**ASSIGNED TASK:**
Each line of the entries that contains the word "value" adds one. Reply with the resulting number only.

START DATA EXTRACTS

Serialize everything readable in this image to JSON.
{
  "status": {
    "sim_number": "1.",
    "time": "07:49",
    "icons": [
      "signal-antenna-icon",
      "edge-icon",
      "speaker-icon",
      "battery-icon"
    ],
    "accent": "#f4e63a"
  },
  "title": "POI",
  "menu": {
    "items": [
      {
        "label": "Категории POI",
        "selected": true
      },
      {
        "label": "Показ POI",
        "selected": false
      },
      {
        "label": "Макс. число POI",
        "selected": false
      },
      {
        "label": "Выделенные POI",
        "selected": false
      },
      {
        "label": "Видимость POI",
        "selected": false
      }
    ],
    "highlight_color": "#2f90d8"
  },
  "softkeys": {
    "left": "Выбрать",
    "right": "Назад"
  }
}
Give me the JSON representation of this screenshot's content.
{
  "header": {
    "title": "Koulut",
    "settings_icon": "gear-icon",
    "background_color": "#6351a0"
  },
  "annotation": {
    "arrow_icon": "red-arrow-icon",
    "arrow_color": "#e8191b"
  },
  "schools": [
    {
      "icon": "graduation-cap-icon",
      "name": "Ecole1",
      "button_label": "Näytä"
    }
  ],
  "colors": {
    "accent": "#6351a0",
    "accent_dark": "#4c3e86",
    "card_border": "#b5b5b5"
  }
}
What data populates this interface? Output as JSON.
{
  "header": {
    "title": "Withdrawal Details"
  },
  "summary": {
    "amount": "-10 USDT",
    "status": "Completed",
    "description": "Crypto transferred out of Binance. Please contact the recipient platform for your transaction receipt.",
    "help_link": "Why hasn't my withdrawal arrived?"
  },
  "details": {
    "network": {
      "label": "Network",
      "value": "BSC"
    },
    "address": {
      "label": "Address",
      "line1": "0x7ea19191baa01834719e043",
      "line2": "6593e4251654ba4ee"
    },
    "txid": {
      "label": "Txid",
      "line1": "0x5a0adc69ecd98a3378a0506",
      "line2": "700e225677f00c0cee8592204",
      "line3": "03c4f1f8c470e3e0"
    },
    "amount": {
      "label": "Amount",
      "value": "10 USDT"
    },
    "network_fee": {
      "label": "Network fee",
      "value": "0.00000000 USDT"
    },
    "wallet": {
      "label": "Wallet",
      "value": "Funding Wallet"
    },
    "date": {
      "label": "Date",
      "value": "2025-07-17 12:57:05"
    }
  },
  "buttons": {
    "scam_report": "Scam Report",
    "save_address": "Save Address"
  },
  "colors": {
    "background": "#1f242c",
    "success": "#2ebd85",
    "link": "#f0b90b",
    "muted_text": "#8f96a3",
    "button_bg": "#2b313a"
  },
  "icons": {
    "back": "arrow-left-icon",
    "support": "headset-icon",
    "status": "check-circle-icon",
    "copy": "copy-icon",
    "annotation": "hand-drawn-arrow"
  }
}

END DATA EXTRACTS

**SOLUTION BELOW:**
5